“I will now continue to use the support and assistance of my children’s father to meet some of our needs. I think this course will help me to earn a better income in the long run, ”says Nixmalo.
Many people say they first spent R350 on starches, which included meat, rice or potatoes. Then they buy the same kind of protein, either soybeans, pickles, chicken or small portions like cheap, cooked meat, liver and lungs. At the bottom of the list – if there is money left – are spices, soups and vegetables such as onions and tomatoes.
Statistics South Africa adjusted its national food poverty line to R624 on September 9. In South Africa, more than 10 million people go hungry, many in rural communities. According to the National Food Consumption Survey, “Most rural people have very limited species and typically consume inadequate food in gardens and orchards.
Few South Africans have access to nutritious, nutritious food. According to the May 2021 home care index, the average food basket costs more than 300 rubles in September last year. The report was compiled by the Economic Justice and Honor Group, which monitors food prices from 44 supermarkets and 30 butchers’ restaurants in Johannesburg, Durban, Cape Town, Petmaryzburg and Springbock, North Cape.
Some recipients could afford to buy anything because they could afford it. The 23-year-old Tesso Masiteng, from Malanga, says most of her transportation and banking expenses have been wasted. “The bank charged me and I left 3110 myself. The nearest Capitol branch was 35 km away, so I took three taxis to get there. To get there, I also spent R76 and R76 on the way back. In fact, I could only buy information. ”
Recipients often have to wait in line at the post office to receive their money. The South African Social Security Agency has been encouraging recipients to deposit the money directly into their bank accounts, which is more convenient.
Although Musomi may not be able to provide other basic necessities such as clothing, information, toiletries, and transportation, she hopes to one day find a job to buy things for herself and her family.
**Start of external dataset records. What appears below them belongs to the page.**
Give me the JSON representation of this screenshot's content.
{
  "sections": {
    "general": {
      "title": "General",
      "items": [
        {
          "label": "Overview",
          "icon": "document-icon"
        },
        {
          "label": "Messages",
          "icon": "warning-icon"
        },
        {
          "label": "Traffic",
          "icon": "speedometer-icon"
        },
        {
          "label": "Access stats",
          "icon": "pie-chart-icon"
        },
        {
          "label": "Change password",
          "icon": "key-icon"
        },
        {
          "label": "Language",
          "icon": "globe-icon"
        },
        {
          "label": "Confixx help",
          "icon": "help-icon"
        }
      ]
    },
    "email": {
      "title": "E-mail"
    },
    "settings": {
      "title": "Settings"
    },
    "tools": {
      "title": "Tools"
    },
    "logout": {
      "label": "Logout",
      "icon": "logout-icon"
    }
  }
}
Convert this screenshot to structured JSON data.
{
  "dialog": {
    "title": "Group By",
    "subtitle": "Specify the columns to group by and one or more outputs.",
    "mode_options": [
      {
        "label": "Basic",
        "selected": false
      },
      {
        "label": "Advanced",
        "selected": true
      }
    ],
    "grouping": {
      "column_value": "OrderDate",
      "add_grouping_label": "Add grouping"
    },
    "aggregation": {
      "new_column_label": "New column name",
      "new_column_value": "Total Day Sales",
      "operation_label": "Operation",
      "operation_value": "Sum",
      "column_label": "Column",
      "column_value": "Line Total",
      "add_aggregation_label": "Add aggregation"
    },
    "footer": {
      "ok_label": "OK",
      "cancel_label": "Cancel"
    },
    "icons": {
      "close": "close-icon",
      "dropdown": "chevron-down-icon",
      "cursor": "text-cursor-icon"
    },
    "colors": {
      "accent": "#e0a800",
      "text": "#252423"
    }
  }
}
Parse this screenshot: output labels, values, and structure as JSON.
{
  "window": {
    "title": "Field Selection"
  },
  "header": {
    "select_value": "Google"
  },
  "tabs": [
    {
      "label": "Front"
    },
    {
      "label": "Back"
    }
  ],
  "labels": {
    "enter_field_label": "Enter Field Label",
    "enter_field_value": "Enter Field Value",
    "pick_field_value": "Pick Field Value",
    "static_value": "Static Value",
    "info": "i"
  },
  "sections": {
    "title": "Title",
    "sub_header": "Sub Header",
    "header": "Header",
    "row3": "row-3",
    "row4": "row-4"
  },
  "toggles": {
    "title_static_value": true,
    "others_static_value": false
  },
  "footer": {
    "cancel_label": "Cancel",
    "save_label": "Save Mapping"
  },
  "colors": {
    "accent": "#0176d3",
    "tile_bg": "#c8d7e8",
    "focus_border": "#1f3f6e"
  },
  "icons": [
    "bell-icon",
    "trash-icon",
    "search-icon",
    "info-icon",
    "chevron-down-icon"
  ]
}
“My biggest wish is to be able to buy a house for my sisters. Now we are scattered, the others are working in Jobberg, and we all need a house where we can come. If it weren’t for financial challenges, I would like to study office management, change the situation at home and not rely on R350 aid, ”said Moses.